Segment Open
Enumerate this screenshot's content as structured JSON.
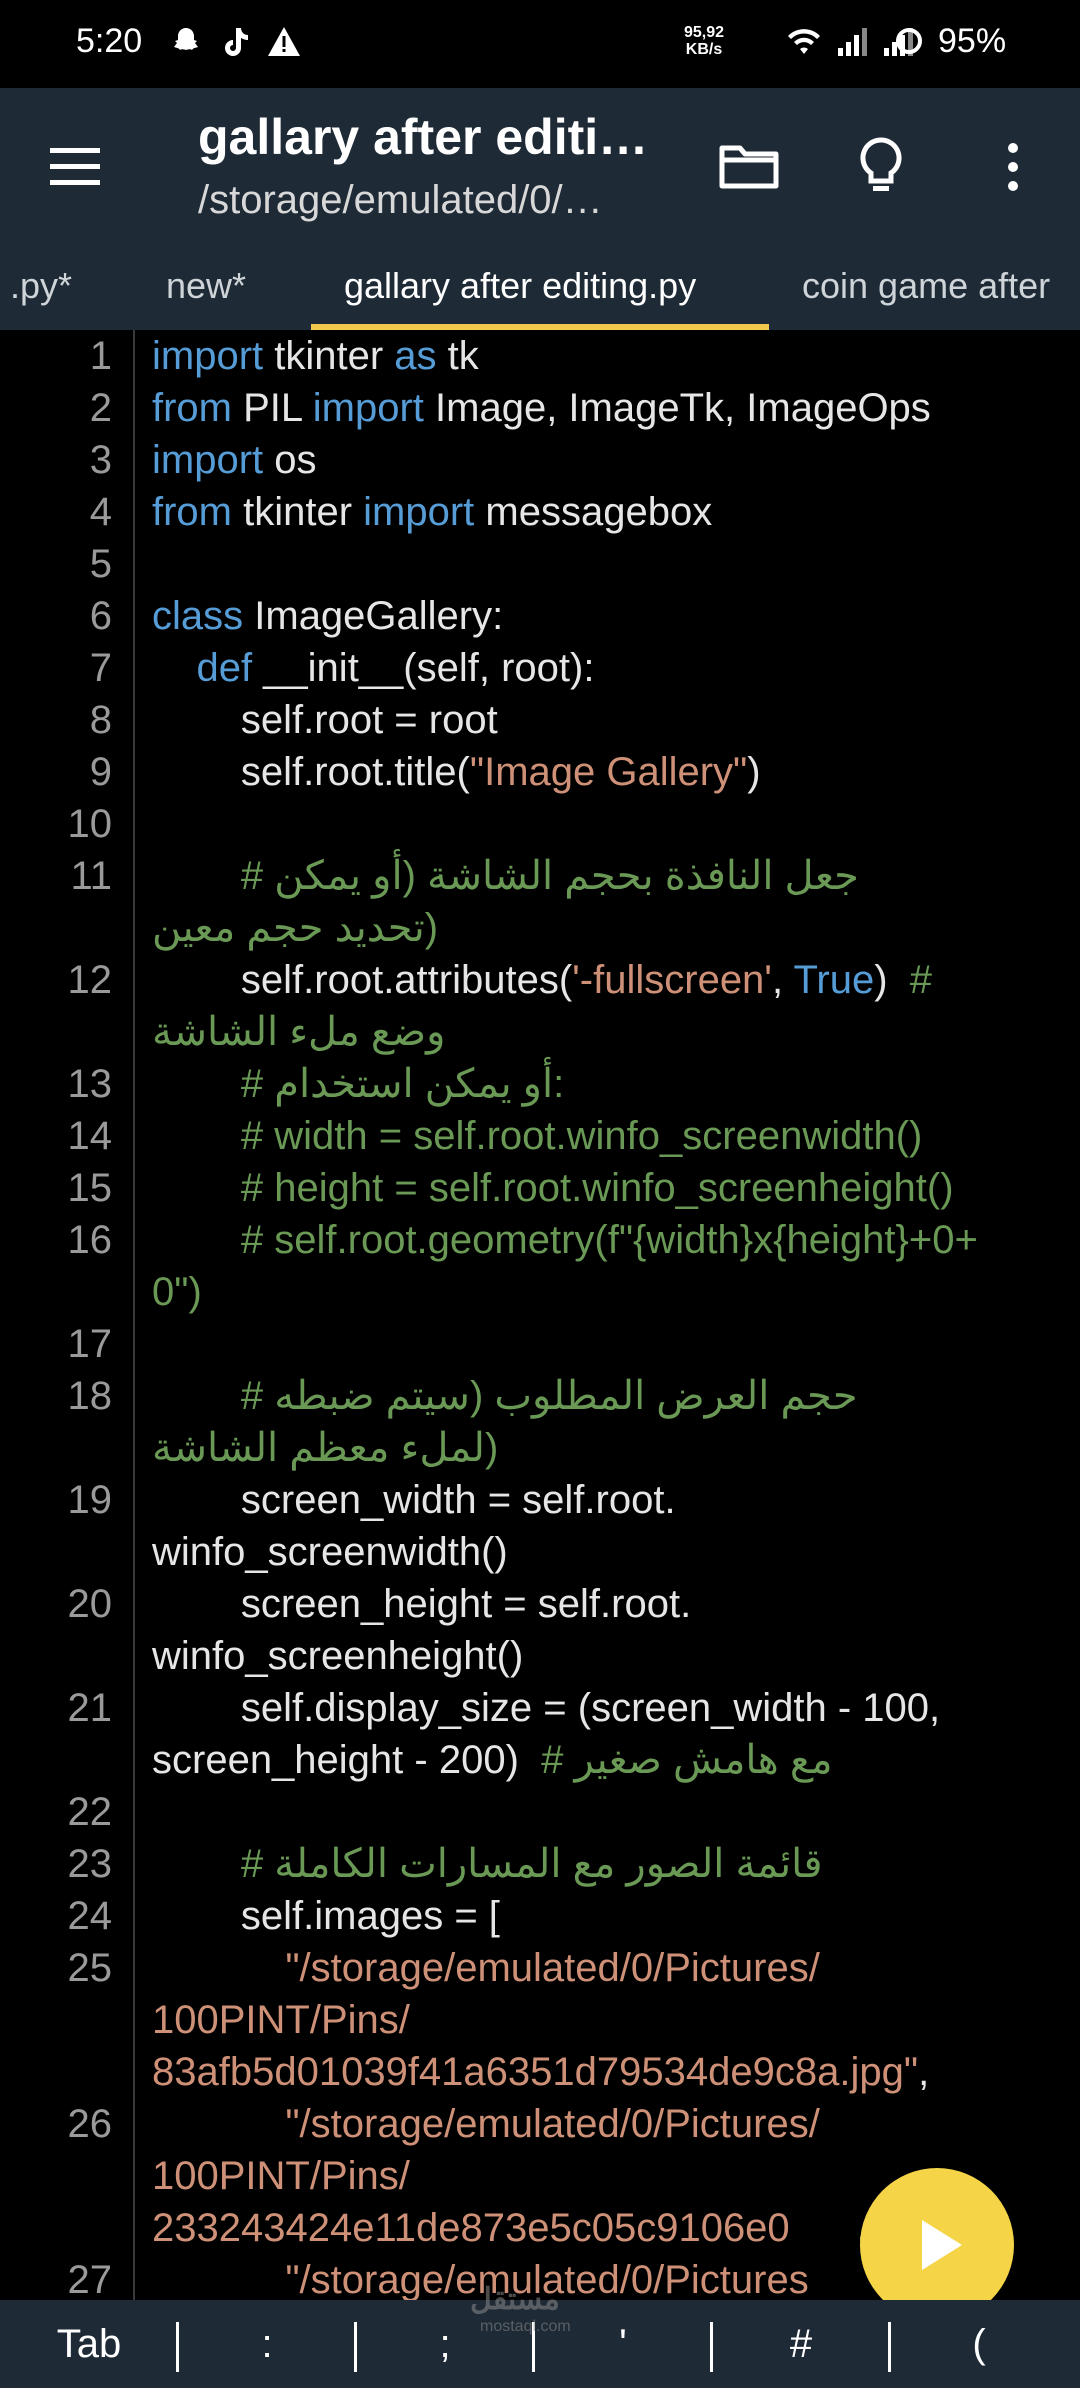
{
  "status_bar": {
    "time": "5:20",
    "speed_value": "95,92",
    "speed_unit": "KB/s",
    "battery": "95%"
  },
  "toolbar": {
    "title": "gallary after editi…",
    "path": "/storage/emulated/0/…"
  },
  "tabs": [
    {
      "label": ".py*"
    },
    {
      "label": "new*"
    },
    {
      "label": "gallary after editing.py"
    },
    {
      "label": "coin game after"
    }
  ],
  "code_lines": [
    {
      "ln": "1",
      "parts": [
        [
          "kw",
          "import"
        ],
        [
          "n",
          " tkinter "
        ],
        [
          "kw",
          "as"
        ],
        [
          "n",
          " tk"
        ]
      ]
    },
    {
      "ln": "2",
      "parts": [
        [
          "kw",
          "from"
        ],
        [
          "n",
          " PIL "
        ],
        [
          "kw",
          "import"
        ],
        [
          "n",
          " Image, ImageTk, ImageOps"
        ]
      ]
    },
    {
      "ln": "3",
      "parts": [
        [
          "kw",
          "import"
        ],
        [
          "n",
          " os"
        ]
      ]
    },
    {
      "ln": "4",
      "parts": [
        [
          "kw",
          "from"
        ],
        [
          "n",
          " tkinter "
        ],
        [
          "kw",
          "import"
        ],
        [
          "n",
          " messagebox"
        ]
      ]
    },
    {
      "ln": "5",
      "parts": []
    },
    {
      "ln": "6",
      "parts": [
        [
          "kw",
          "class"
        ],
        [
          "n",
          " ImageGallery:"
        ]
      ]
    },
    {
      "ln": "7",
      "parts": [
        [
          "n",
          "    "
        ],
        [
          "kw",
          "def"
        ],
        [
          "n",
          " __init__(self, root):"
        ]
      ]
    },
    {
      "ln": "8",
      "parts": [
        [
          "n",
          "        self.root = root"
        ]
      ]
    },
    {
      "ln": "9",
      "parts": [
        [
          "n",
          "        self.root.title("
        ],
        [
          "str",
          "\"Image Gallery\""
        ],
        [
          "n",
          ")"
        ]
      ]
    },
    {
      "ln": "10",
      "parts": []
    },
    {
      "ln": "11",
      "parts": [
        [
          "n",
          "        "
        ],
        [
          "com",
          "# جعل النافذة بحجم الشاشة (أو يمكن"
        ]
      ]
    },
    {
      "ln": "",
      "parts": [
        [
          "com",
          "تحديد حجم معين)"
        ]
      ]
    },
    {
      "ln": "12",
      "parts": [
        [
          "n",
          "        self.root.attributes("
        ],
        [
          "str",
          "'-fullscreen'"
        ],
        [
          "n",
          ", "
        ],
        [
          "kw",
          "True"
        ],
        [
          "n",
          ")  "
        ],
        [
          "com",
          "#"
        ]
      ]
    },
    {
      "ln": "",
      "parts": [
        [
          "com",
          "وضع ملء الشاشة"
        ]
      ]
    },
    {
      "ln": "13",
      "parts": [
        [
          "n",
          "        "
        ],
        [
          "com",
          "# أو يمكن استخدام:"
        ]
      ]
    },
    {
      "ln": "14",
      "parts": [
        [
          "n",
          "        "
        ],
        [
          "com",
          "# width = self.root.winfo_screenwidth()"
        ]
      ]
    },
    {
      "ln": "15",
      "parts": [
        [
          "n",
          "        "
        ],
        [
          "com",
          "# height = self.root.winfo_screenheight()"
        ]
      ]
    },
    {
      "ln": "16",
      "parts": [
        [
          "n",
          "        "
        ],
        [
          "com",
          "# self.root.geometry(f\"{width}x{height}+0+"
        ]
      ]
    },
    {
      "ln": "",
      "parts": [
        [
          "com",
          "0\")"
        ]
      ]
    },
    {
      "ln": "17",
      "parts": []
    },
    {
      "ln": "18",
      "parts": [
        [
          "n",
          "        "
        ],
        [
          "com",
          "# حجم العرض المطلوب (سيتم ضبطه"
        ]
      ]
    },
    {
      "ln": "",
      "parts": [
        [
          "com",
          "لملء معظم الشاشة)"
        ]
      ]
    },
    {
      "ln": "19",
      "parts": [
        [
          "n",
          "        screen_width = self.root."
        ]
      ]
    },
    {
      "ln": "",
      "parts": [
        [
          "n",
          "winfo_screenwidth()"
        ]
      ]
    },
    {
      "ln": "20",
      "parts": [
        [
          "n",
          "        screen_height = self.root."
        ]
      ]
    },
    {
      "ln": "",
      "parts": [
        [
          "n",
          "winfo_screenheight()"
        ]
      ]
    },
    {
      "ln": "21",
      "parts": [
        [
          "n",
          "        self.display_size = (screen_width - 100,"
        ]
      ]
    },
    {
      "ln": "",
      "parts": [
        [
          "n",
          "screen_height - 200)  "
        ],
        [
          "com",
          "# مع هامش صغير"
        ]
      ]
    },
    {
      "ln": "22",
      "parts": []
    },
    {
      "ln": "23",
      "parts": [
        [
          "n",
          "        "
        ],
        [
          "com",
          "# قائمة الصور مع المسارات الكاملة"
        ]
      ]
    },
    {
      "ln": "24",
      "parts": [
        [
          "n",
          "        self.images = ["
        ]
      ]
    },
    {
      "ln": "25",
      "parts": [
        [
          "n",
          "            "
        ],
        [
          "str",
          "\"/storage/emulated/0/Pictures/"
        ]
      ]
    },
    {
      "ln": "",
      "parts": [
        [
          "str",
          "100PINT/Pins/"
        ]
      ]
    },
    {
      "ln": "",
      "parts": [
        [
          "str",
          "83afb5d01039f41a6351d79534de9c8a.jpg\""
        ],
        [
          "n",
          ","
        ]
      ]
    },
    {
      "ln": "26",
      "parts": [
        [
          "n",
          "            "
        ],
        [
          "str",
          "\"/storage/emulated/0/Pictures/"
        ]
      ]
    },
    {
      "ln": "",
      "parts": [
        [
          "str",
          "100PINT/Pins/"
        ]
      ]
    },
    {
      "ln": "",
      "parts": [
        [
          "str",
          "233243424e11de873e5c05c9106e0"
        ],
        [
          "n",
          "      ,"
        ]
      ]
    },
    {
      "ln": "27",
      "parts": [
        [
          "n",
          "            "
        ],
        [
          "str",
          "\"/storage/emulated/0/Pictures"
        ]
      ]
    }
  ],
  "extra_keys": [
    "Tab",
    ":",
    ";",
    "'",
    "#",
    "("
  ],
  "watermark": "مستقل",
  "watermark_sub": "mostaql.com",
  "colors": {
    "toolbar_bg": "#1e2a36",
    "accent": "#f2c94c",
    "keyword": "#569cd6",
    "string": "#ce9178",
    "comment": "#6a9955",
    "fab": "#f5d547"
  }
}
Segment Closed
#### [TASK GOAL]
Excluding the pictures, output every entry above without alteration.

#### [OUTPUT]
Enumerate this screenshot's content as structured JSON.
{
  "status_bar": {
    "time": "5:20",
    "speed_value": "95,92",
    "speed_unit": "KB/s",
    "battery": "95%"
  },
  "toolbar": {
    "title": "gallary after editi…",
    "path": "/storage/emulated/0/…"
  },
  "tabs": [
    {
      "label": ".py*"
    },
    {
      "label": "new*"
    },
    {
      "label": "gallary after editing.py"
    },
    {
      "label": "coin game after"
    }
  ],
  "code_lines": [
    {
      "ln": "1",
      "parts": [
        [
          "kw",
          "import"
        ],
        [
          "n",
          " tkinter "
        ],
        [
          "kw",
          "as"
        ],
        [
          "n",
          " tk"
        ]
      ]
    },
    {
      "ln": "2",
      "parts": [
        [
          "kw",
          "from"
        ],
        [
          "n",
          " PIL "
        ],
        [
          "kw",
          "import"
        ],
        [
          "n",
          " Image, ImageTk, ImageOps"
        ]
      ]
    },
    {
      "ln": "3",
      "parts": [
        [
          "kw",
          "import"
        ],
        [
          "n",
          " os"
        ]
      ]
    },
    {
      "ln": "4",
      "parts": [
        [
          "kw",
          "from"
        ],
        [
          "n",
          " tkinter "
        ],
        [
          "kw",
          "import"
        ],
        [
          "n",
          " messagebox"
        ]
      ]
    },
    {
      "ln": "5",
      "parts": []
    },
    {
      "ln": "6",
      "parts": [
        [
          "kw",
          "class"
        ],
        [
          "n",
          " ImageGallery:"
        ]
      ]
    },
    {
      "ln": "7",
      "parts": [
        [
          "n",
          "    "
        ],
        [
          "kw",
          "def"
        ],
        [
          "n",
          " __init__(self, root):"
        ]
      ]
    },
    {
      "ln": "8",
      "parts": [
        [
          "n",
          "        self.root = root"
        ]
      ]
    },
    {
      "ln": "9",
      "parts": [
        [
          "n",
          "        self.root.title("
        ],
        [
          "str",
          "\"Image Gallery\""
        ],
        [
          "n",
          ")"
        ]
      ]
    },
    {
      "ln": "10",
      "parts": []
    },
    {
      "ln": "11",
      "parts": [
        [
          "n",
          "        "
        ],
        [
          "com",
          "# جعل النافذة بحجم الشاشة (أو يمكن"
        ]
      ]
    },
    {
      "ln": "",
      "parts": [
        [
          "com",
          "تحديد حجم معين)"
        ]
      ]
    },
    {
      "ln": "12",
      "parts": [
        [
          "n",
          "        self.root.attributes("
        ],
        [
          "str",
          "'-fullscreen'"
        ],
        [
          "n",
          ", "
        ],
        [
          "kw",
          "True"
        ],
        [
          "n",
          ")  "
        ],
        [
          "com",
          "#"
        ]
      ]
    },
    {
      "ln": "",
      "parts": [
        [
          "com",
          "وضع ملء الشاشة"
        ]
      ]
    },
    {
      "ln": "13",
      "parts": [
        [
          "n",
          "        "
        ],
        [
          "com",
          "# أو يمكن استخدام:"
        ]
      ]
    },
    {
      "ln": "14",
      "parts": [
        [
          "n",
          "        "
        ],
        [
          "com",
          "# width = self.root.winfo_screenwidth()"
        ]
      ]
    },
    {
      "ln": "15",
      "parts": [
        [
          "n",
          "        "
        ],
        [
          "com",
          "# height = self.root.winfo_screenheight()"
        ]
      ]
    },
    {
      "ln": "16",
      "parts": [
        [
          "n",
          "        "
        ],
        [
          "com",
          "# self.root.geometry(f\"{width}x{height}+0+"
        ]
      ]
    },
    {
      "ln": "",
      "parts": [
        [
          "com",
          "0\")"
        ]
      ]
    },
    {
      "ln": "17",
      "parts": []
    },
    {
      "ln": "18",
      "parts": [
        [
          "n",
          "        "
        ],
        [
          "com",
          "# حجم العرض المطلوب (سيتم ضبطه"
        ]
      ]
    },
    {
      "ln": "",
      "parts": [
        [
          "com",
          "لملء معظم الشاشة)"
        ]
      ]
    },
    {
      "ln": "19",
      "parts": [
        [
          "n",
          "        screen_width = self.root."
        ]
      ]
    },
    {
      "ln": "",
      "parts": [
        [
          "n",
          "winfo_screenwidth()"
        ]
      ]
    },
    {
      "ln": "20",
      "parts": [
        [
          "n",
          "        screen_height = self.root."
        ]
      ]
    },
    {
      "ln": "",
      "parts": [
        [
          "n",
          "winfo_screenheight()"
        ]
      ]
    },
    {
      "ln": "21",
      "parts": [
        [
          "n",
          "        self.display_size = (screen_width - 100,"
        ]
      ]
    },
    {
      "ln": "",
      "parts": [
        [
          "n",
          "screen_height - 200)  "
        ],
        [
          "com",
          "# مع هامش صغير"
        ]
      ]
    },
    {
      "ln": "22",
      "parts": []
    },
    {
      "ln": "23",
      "parts": [
        [
          "n",
          "        "
        ],
        [
          "com",
          "# قائمة الصور مع المسارات الكاملة"
        ]
      ]
    },
    {
      "ln": "24",
      "parts": [
        [
          "n",
          "        self.images = ["
        ]
      ]
    },
    {
      "ln": "25",
      "parts": [
        [
          "n",
          "            "
        ],
        [
          "str",
          "\"/storage/emulated/0/Pictures/"
        ]
      ]
    },
    {
      "ln": "",
      "parts": [
        [
          "str",
          "100PINT/Pins/"
        ]
      ]
    },
    {
      "ln": "",
      "parts": [
        [
          "str",
          "83afb5d01039f41a6351d79534de9c8a.jpg\""
        ],
        [
          "n",
          ","
        ]
      ]
    },
    {
      "ln": "26",
      "parts": [
        [
          "n",
          "            "
        ],
        [
          "str",
          "\"/storage/emulated/0/Pictures/"
        ]
      ]
    },
    {
      "ln": "",
      "parts": [
        [
          "str",
          "100PINT/Pins/"
        ]
      ]
    },
    {
      "ln": "",
      "parts": [
        [
          "str",
          "233243424e11de873e5c05c9106e0"
        ],
        [
          "n",
          "      ,"
        ]
      ]
    },
    {
      "ln": "27",
      "parts": [
        [
          "n",
          "            "
        ],
        [
          "str",
          "\"/storage/emulated/0/Pictures"
        ]
      ]
    }
  ],
  "extra_keys": [
    "Tab",
    ":",
    ";",
    "'",
    "#",
    "("
  ],
  "watermark": "مستقل",
  "watermark_sub": "mostaql.com",
  "colors": {
    "toolbar_bg": "#1e2a36",
    "accent": "#f2c94c",
    "keyword": "#569cd6",
    "string": "#ce9178",
    "comment": "#6a9955",
    "fab": "#f5d547"
  }
}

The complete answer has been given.